The future remains uncertain for Roma migrants in France despite government moves to ease restrictions on their access to the job market.
It is their right to stay at all that is worrying the 180 or so people living in one camp at Saint Priest near Lyon. Their settlement is illegal and could be cleared at any moment. The fear is that they might be put on a flight back to Eastern Europe.
Socialists now running France are to scrap a hefty tax employers have had to pay to hire Romanian or Bulgarian nationals. The list of jobs open to them will also be enlarged.
But work is not the problem, Roma rights activist Jean-Philippe told euronews, at the Saint Priest site. He fears the government will continue expulsions.
“As for clearing the camps, it has told us outright that that will go on,” he said.
A small boy asked our reporter: “Why do you want us out? You and the police. They want us out.”
“We did not have work in Romania, nothing to eat. It is very difficult,” a young Roma man explained.
A few kilometres away, dozens of Roma have pitched their tents in a park. They have nowhere else to go after being forced to leave a local building earlier this month.
“When you talk about giving people work and at the same time say you are clearing illegal camps, it is nonsense,” said Marie Higelin from the Secours Populaire charity which works with the Roma community.
“I don’t see how these poor people can be in this street one day, then in another…and then you tell them, go to work.”

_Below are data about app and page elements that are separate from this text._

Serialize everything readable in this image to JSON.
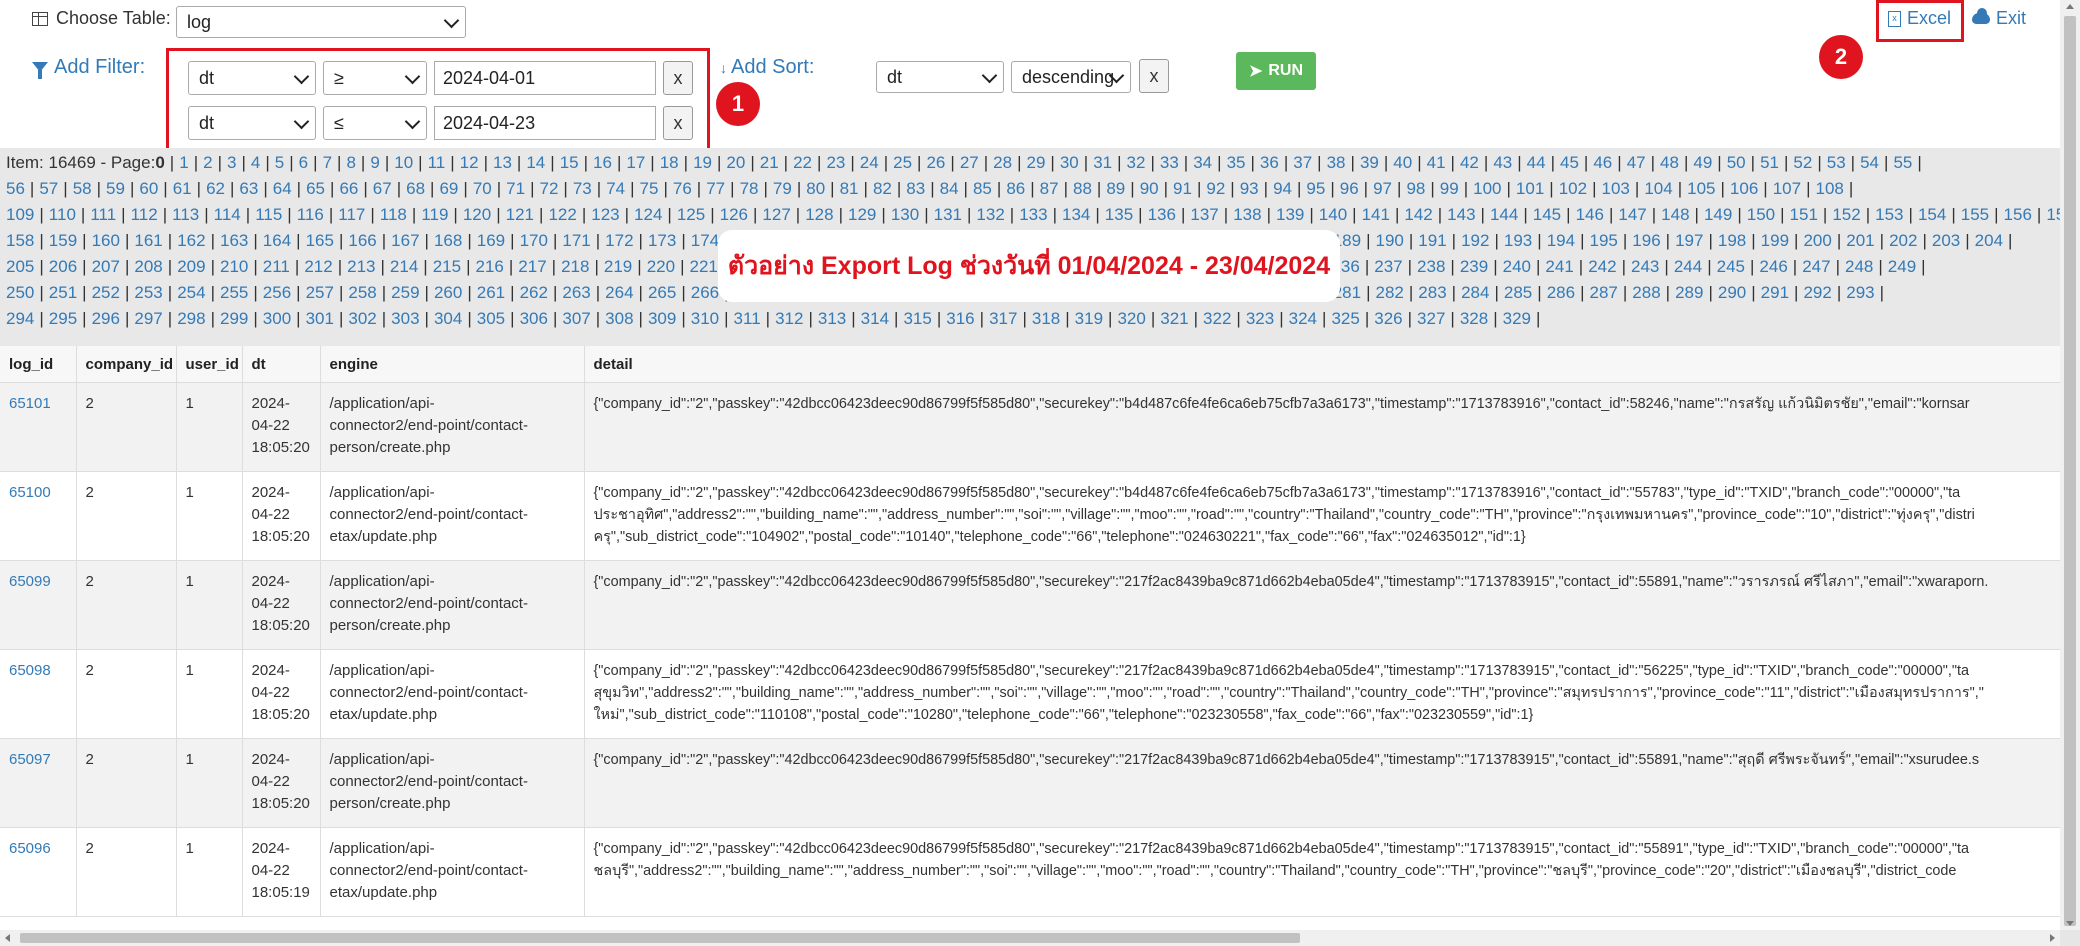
{
  "toolbar": {
    "choose_table_label": "Choose Table:",
    "table_value": "log",
    "add_filter_label": "Add Filter:",
    "filters": [
      {
        "field": "dt",
        "op": "≥",
        "value": "2024-04-01",
        "remove": "x"
      },
      {
        "field": "dt",
        "op": "≤",
        "value": "2024-04-23",
        "remove": "x"
      }
    ],
    "add_sort_label": "Add Sort:",
    "sort_field": "dt",
    "sort_order": "descending",
    "sort_remove": "x",
    "run_label": "RUN",
    "excel_label": "Excel",
    "exit_label": "Exit"
  },
  "annotations": {
    "badge1": "1",
    "badge2": "2",
    "note": "ตัวอย่าง Export Log ช่วงวันที่ 01/04/2024 - 23/04/2024"
  },
  "pager": {
    "item_label": "Item: 16469 - Page:",
    "current_page": "0",
    "total_pages": 329
  },
  "table": {
    "headers": [
      "log_id",
      "company_id",
      "user_id",
      "dt",
      "engine",
      "detail"
    ],
    "rows": [
      {
        "log_id": "65101",
        "company_id": "2",
        "user_id": "1",
        "dt": "2024-\n04-22\n18:05:20",
        "engine": "/application/api-\nconnector2/end-point/contact-\nperson/create.php",
        "detail": "{\"company_id\":\"2\",\"passkey\":\"42dbcc06423deec90d86799f5f585d80\",\"securekey\":\"b4d487c6fe4fe6ca6eb75cfb7a3a6173\",\"timestamp\":\"1713783916\",\"contact_id\":58246,\"name\":\"กรสรัญ แก้วนิมิตรชัย\",\"email\":\"kornsar"
      },
      {
        "log_id": "65100",
        "company_id": "2",
        "user_id": "1",
        "dt": "2024-\n04-22\n18:05:20",
        "engine": "/application/api-\nconnector2/end-point/contact-\netax/update.php",
        "detail": "{\"company_id\":\"2\",\"passkey\":\"42dbcc06423deec90d86799f5f585d80\",\"securekey\":\"b4d487c6fe4fe6ca6eb75cfb7a3a6173\",\"timestamp\":\"1713783916\",\"contact_id\":\"55783\",\"type_id\":\"TXID\",\"branch_code\":\"00000\",\"ta\nประชาอุทิศ\",\"address2\":\"\",\"building_name\":\"\",\"address_number\":\"\",\"soi\":\"\",\"village\":\"\",\"moo\":\"\",\"road\":\"\",\"country\":\"Thailand\",\"country_code\":\"TH\",\"province\":\"กรุงเทพมหานคร\",\"province_code\":\"10\",\"district\":\"ทุ่งครุ\",\"distri\nครุ\",\"sub_district_code\":\"104902\",\"postal_code\":\"10140\",\"telephone_code\":\"66\",\"telephone\":\"024630221\",\"fax_code\":\"66\",\"fax\":\"024635012\",\"id\":1}"
      },
      {
        "log_id": "65099",
        "company_id": "2",
        "user_id": "1",
        "dt": "2024-\n04-22\n18:05:20",
        "engine": "/application/api-\nconnector2/end-point/contact-\nperson/create.php",
        "detail": "{\"company_id\":\"2\",\"passkey\":\"42dbcc06423deec90d86799f5f585d80\",\"securekey\":\"217f2ac8439ba9c871d662b4eba05de4\",\"timestamp\":\"1713783915\",\"contact_id\":55891,\"name\":\"วรารภรณ์ ศรีไสภา\",\"email\":\"xwaraporn."
      },
      {
        "log_id": "65098",
        "company_id": "2",
        "user_id": "1",
        "dt": "2024-\n04-22\n18:05:20",
        "engine": "/application/api-\nconnector2/end-point/contact-\netax/update.php",
        "detail": "{\"company_id\":\"2\",\"passkey\":\"42dbcc06423deec90d86799f5f585d80\",\"securekey\":\"217f2ac8439ba9c871d662b4eba05de4\",\"timestamp\":\"1713783915\",\"contact_id\":\"56225\",\"type_id\":\"TXID\",\"branch_code\":\"00000\",\"ta\nสุขุมวิท\",\"address2\":\"\",\"building_name\":\"\",\"address_number\":\"\",\"soi\":\"\",\"village\":\"\",\"moo\":\"\",\"road\":\"\",\"country\":\"Thailand\",\"country_code\":\"TH\",\"province\":\"สมุทรปราการ\",\"province_code\":\"11\",\"district\":\"เมืองสมุทรปราการ\",\"\nใหม่\",\"sub_district_code\":\"110108\",\"postal_code\":\"10280\",\"telephone_code\":\"66\",\"telephone\":\"023230558\",\"fax_code\":\"66\",\"fax\":\"023230559\",\"id\":1}"
      },
      {
        "log_id": "65097",
        "company_id": "2",
        "user_id": "1",
        "dt": "2024-\n04-22\n18:05:20",
        "engine": "/application/api-\nconnector2/end-point/contact-\nperson/create.php",
        "detail": "{\"company_id\":\"2\",\"passkey\":\"42dbcc06423deec90d86799f5f585d80\",\"securekey\":\"217f2ac8439ba9c871d662b4eba05de4\",\"timestamp\":\"1713783915\",\"contact_id\":55891,\"name\":\"สุฤดี ศรีพระจันทร์\",\"email\":\"xsurudee.s"
      },
      {
        "log_id": "65096",
        "company_id": "2",
        "user_id": "1",
        "dt": "2024-\n04-22\n18:05:19",
        "engine": "/application/api-\nconnector2/end-point/contact-\netax/update.php",
        "detail": "{\"company_id\":\"2\",\"passkey\":\"42dbcc06423deec90d86799f5f585d80\",\"securekey\":\"217f2ac8439ba9c871d662b4eba05de4\",\"timestamp\":\"1713783915\",\"contact_id\":\"55891\",\"type_id\":\"TXID\",\"branch_code\":\"00000\",\"ta\nชลบุรี\",\"address2\":\"\",\"building_name\":\"\",\"address_number\":\"\",\"soi\":\"\",\"village\":\"\",\"moo\":\"\",\"road\":\"\",\"country\":\"Thailand\",\"country_code\":\"TH\",\"province\":\"ชลบุรี\",\"province_code\":\"20\",\"district\":\"เมืองชลบุรี\",\"district_code"
      }
    ]
  },
  "colors": {
    "link": "#337ab7",
    "run": "#5cb85c",
    "annotation_red": "#e0141e",
    "pager_bg": "#e8e8e8"
  }
}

Our reporter Farouk Atig says that easing job access to Roma people is viewed positively by the EU. Yet many action groups see no real announcement. For them, the problem lies elsewhere, especially since camp clearances are continuing. As a result, whole familes can be left to wander round places like a park in the suburbs of Lyon.